Recreation Therapy: Makes Dreams Come True

Clinical Expertise

Feb 24, 2021

Medical Reviewer: Nikol Kiley
Last Updated: February 24, 2021

Recreation Therapy is a unique discipline that is beneficial for a variety of ages, diagnoses and conditions. Often people are unsure of what we do, or of the benefits we can offer to our patients. Our therapists use recreation and leisure activities such as games, arts/crafts, sports, cooking, and community re-integration as a form of therapy to positively impact patients physically, cognitively, socially, and emotionally. As recreation therapists, we focus on reaching the patient’s goals while keeping the sessions therapeutic and fun. We are beneficial because we use a variety of resources and patient-centered interventions to improve people’s quality of life.

Facts you may not know about Recreation Therapy:

  • Recreation therapists support individuals to further develop their skills, knowledge, and confidence in a variety of activities. Our staff is here to serve as a guide for our patients to return to the activities they love, as well as finding new hobbies to explore.
  • We use a systematic process which involves an assessment, progress notes and discharge recommendations. Patients are involved with the creation of individualized goals to promote social interactions, leisure activity skills, awareness, and resources.
  • Therapy does not have to be all work and no play. During recreation therapy sessions, we continuously keep it fun and therapeutic. Yes, we have fun, but it is still work. We use the power of distraction to increase participation with our patients. Our recreation therapy gym is always filled with laughter and energy as our approach values patient opinions and preferences. We are always happy to revolve our sessions around what our patients would like to do. As recreation therapists, we are here to enable you and your loved ones to live a full life after an injury.
  • Recreation therapists utilize adaptive technology and equipment with patients to ensure and promote independence after a catastrophic injury.
    • Adaptive technology and equipment can include, but is not limited to:
      • Card holders
      • Trikes/arm bikes
      • Ipad/phone stylus
      • Xbox controllers
      • Kitchen equipment

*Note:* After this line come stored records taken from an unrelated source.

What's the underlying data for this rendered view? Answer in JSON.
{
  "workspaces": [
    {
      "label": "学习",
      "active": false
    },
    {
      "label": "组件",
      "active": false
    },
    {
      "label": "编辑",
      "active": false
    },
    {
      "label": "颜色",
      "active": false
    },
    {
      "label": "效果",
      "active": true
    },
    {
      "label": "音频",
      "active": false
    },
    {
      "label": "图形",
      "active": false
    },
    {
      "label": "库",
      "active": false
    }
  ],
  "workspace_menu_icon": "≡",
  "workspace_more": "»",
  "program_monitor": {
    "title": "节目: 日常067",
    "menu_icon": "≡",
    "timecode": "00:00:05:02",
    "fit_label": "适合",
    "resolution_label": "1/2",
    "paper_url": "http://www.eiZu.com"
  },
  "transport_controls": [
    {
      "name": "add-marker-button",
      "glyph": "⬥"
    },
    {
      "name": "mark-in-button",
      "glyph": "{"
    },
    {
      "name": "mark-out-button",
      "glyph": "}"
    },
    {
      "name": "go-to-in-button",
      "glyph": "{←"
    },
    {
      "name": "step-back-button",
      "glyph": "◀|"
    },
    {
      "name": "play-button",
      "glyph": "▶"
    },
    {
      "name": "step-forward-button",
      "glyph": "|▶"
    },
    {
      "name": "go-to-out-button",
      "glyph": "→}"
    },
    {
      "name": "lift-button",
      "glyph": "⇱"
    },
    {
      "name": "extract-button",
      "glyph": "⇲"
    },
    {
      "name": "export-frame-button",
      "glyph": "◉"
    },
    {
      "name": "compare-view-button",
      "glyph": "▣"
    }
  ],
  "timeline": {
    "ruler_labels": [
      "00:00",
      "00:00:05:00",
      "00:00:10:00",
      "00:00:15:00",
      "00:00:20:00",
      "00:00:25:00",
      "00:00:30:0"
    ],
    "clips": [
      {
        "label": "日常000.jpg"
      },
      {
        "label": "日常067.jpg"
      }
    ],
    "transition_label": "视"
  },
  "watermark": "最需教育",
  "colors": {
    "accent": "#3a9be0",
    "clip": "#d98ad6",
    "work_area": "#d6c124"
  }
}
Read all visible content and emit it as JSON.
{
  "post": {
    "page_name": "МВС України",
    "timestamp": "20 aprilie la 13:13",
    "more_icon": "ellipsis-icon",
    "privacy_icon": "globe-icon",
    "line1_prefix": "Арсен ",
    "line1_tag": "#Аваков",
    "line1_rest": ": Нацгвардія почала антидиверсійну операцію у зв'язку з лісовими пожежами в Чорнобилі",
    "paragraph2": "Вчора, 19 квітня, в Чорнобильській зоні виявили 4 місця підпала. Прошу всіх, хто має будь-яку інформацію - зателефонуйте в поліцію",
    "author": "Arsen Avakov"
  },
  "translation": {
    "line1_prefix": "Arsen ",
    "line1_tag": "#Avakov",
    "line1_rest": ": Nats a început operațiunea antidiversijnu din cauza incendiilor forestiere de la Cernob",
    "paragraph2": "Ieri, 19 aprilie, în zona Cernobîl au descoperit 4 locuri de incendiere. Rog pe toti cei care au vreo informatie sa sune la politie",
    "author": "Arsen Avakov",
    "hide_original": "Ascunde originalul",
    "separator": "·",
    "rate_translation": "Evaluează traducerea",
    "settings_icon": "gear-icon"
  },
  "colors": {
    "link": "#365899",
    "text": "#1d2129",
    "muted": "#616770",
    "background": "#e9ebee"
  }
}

Our Inpatient Recreation Therapists


Nikol Kiley, Recreation Therapy Coordinator, Certified Therapeutic Recreation Specialist



Kelly Devenny, Therapeutic Recreation Specialist



Ashley Cook, Therapeutic Recreation Specialist

Medical Reviewer

Nikol Kiley

Recreation Therapy Coordinator, Certified Therapeutic Recreation Specialist
Nikki Kiley received her recreation therapy degree at Northwest Missouri State University in 2018. Following graduation, she completed her internship at Brooks in the Recreation therapy department. In 2019, she became board certified as a certified therapeutic recreation specialist (CTRS) and is now the recreation therapist coordinator at Brooks. She is loving the Florida weather and is happy to have left the snow behind.